**Exercise brief:** Write out every record below exactly as it appears, omitting the pictures.

**Listed records:**
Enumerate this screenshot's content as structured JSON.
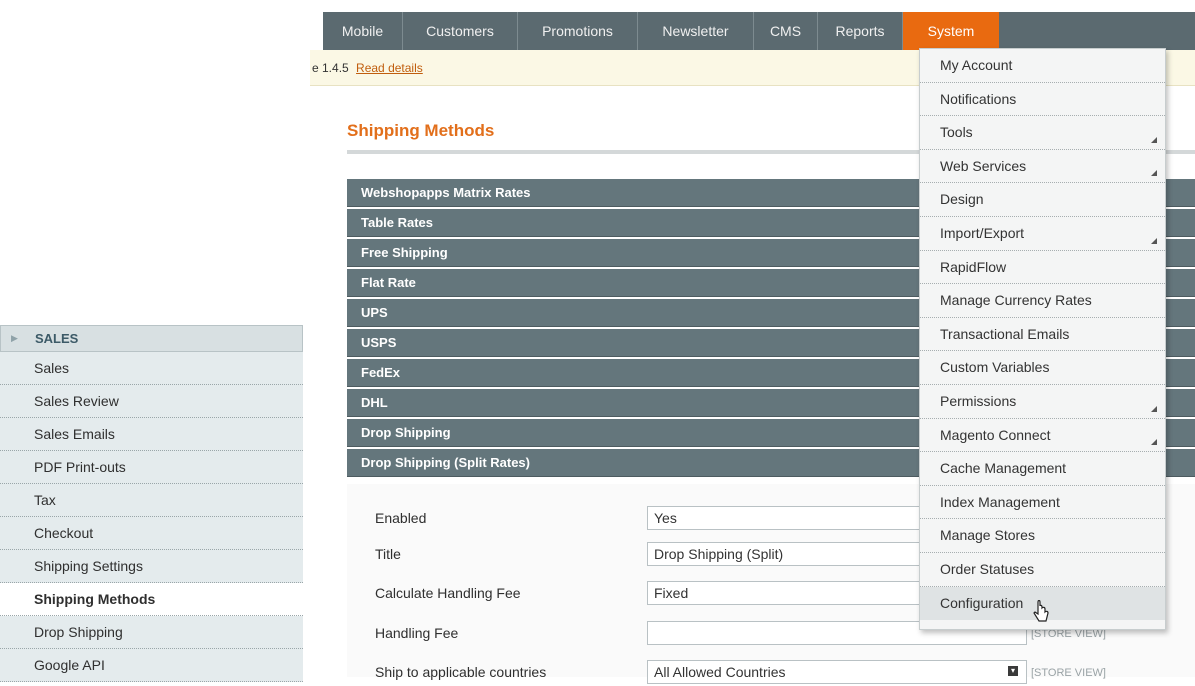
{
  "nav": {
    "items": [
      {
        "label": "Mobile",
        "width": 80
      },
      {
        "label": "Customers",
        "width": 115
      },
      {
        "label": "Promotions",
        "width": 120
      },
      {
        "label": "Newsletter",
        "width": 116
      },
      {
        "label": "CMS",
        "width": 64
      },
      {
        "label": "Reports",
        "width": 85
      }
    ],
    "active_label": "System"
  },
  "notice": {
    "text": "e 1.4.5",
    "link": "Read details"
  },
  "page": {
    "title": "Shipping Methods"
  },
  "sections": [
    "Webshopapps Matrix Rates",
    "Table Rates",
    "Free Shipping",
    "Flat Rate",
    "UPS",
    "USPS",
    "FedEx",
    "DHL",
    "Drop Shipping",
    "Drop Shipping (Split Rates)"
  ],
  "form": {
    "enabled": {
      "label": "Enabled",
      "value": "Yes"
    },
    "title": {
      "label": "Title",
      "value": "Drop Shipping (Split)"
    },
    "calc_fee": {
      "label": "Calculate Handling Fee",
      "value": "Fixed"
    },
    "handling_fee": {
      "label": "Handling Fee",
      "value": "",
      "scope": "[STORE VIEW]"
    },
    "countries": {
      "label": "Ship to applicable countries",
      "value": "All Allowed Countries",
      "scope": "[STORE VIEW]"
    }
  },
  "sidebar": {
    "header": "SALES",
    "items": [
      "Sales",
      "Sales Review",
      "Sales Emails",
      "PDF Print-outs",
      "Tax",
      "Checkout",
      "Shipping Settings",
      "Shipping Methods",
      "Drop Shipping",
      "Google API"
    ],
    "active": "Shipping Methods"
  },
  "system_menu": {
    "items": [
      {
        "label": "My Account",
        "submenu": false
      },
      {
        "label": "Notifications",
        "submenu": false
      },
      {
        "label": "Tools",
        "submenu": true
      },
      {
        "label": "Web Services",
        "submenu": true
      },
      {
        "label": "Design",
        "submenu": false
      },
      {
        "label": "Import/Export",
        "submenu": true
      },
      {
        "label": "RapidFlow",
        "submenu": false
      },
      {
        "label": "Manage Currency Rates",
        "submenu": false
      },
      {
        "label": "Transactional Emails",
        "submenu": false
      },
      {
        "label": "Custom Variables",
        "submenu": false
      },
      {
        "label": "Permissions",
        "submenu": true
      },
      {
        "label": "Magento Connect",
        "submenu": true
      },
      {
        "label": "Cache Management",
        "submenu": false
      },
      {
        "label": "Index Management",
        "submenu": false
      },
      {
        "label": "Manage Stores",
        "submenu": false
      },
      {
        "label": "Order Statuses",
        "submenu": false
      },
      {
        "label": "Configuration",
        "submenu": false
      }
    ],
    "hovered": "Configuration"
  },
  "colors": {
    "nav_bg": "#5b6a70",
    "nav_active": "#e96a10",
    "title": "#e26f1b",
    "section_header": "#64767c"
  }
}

**Solution to this task:**
Enumerate this screenshot's content as structured JSON.
{
  "nav": {
    "items": [
      {
        "label": "Mobile",
        "width": 80
      },
      {
        "label": "Customers",
        "width": 115
      },
      {
        "label": "Promotions",
        "width": 120
      },
      {
        "label": "Newsletter",
        "width": 116
      },
      {
        "label": "CMS",
        "width": 64
      },
      {
        "label": "Reports",
        "width": 85
      }
    ],
    "active_label": "System"
  },
  "notice": {
    "text": "e 1.4.5",
    "link": "Read details"
  },
  "page": {
    "title": "Shipping Methods"
  },
  "sections": [
    "Webshopapps Matrix Rates",
    "Table Rates",
    "Free Shipping",
    "Flat Rate",
    "UPS",
    "USPS",
    "FedEx",
    "DHL",
    "Drop Shipping",
    "Drop Shipping (Split Rates)"
  ],
  "form": {
    "enabled": {
      "label": "Enabled",
      "value": "Yes"
    },
    "title": {
      "label": "Title",
      "value": "Drop Shipping (Split)"
    },
    "calc_fee": {
      "label": "Calculate Handling Fee",
      "value": "Fixed"
    },
    "handling_fee": {
      "label": "Handling Fee",
      "value": "",
      "scope": "[STORE VIEW]"
    },
    "countries": {
      "label": "Ship to applicable countries",
      "value": "All Allowed Countries",
      "scope": "[STORE VIEW]"
    }
  },
  "sidebar": {
    "header": "SALES",
    "items": [
      "Sales",
      "Sales Review",
      "Sales Emails",
      "PDF Print-outs",
      "Tax",
      "Checkout",
      "Shipping Settings",
      "Shipping Methods",
      "Drop Shipping",
      "Google API"
    ],
    "active": "Shipping Methods"
  },
  "system_menu": {
    "items": [
      {
        "label": "My Account",
        "submenu": false
      },
      {
        "label": "Notifications",
        "submenu": false
      },
      {
        "label": "Tools",
        "submenu": true
      },
      {
        "label": "Web Services",
        "submenu": true
      },
      {
        "label": "Design",
        "submenu": false
      },
      {
        "label": "Import/Export",
        "submenu": true
      },
      {
        "label": "RapidFlow",
        "submenu": false
      },
      {
        "label": "Manage Currency Rates",
        "submenu": false
      },
      {
        "label": "Transactional Emails",
        "submenu": false
      },
      {
        "label": "Custom Variables",
        "submenu": false
      },
      {
        "label": "Permissions",
        "submenu": true
      },
      {
        "label": "Magento Connect",
        "submenu": true
      },
      {
        "label": "Cache Management",
        "submenu": false
      },
      {
        "label": "Index Management",
        "submenu": false
      },
      {
        "label": "Manage Stores",
        "submenu": false
      },
      {
        "label": "Order Statuses",
        "submenu": false
      },
      {
        "label": "Configuration",
        "submenu": false
      }
    ],
    "hovered": "Configuration"
  },
  "colors": {
    "nav_bg": "#5b6a70",
    "nav_active": "#e96a10",
    "title": "#e26f1b",
    "section_header": "#64767c"
  }
}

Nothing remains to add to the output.